**THE PROBLEM:** From the entries below, copy out all lines holding "name".

**EXTRACTED INFORMATION:**
━━━━━━━━━━━━━━━━━━━━━━━━━━━━━━

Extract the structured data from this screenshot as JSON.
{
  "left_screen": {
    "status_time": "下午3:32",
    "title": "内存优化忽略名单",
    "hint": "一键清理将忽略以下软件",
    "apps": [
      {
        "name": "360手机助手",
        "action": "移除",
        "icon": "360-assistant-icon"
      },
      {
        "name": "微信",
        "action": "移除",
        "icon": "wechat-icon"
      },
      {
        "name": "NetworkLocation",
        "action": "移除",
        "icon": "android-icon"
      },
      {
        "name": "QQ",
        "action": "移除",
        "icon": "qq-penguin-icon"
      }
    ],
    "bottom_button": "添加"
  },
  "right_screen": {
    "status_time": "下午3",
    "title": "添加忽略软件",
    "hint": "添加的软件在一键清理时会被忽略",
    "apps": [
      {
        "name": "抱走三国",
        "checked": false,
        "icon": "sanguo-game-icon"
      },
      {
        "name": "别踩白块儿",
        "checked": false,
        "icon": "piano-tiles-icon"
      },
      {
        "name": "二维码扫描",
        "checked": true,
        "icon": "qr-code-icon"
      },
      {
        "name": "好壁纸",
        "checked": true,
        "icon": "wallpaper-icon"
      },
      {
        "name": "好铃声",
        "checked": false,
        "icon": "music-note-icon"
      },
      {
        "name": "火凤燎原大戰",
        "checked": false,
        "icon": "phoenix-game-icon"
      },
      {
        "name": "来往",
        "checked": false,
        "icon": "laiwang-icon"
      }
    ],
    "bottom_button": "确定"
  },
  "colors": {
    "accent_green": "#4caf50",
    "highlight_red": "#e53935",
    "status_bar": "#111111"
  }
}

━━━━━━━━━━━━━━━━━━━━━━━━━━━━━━

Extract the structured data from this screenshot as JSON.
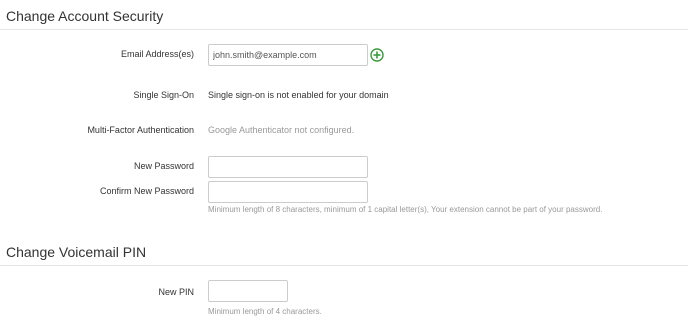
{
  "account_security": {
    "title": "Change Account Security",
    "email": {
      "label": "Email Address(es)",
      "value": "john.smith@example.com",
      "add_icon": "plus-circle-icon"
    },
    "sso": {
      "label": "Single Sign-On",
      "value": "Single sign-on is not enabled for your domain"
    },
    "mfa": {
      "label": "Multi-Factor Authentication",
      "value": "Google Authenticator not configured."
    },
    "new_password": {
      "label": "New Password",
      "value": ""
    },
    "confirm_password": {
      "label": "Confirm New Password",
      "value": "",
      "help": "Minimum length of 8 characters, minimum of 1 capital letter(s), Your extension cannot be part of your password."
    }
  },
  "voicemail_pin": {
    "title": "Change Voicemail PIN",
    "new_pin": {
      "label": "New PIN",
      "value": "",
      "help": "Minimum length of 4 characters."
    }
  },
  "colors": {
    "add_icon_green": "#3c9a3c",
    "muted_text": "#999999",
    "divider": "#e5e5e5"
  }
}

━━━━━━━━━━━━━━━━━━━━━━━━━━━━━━

**RESPONSE:**
        "name": "360手机助手",
        "name": "微信",
        "name": "NetworkLocation",
        "name": "QQ",
        "name": "抱走三国",
        "name": "别踩白块儿",
        "name": "二维码扫描",
        "name": "好壁纸",
        "name": "好铃声",
        "name": "火凤燎原大戰",
        "name": "来往",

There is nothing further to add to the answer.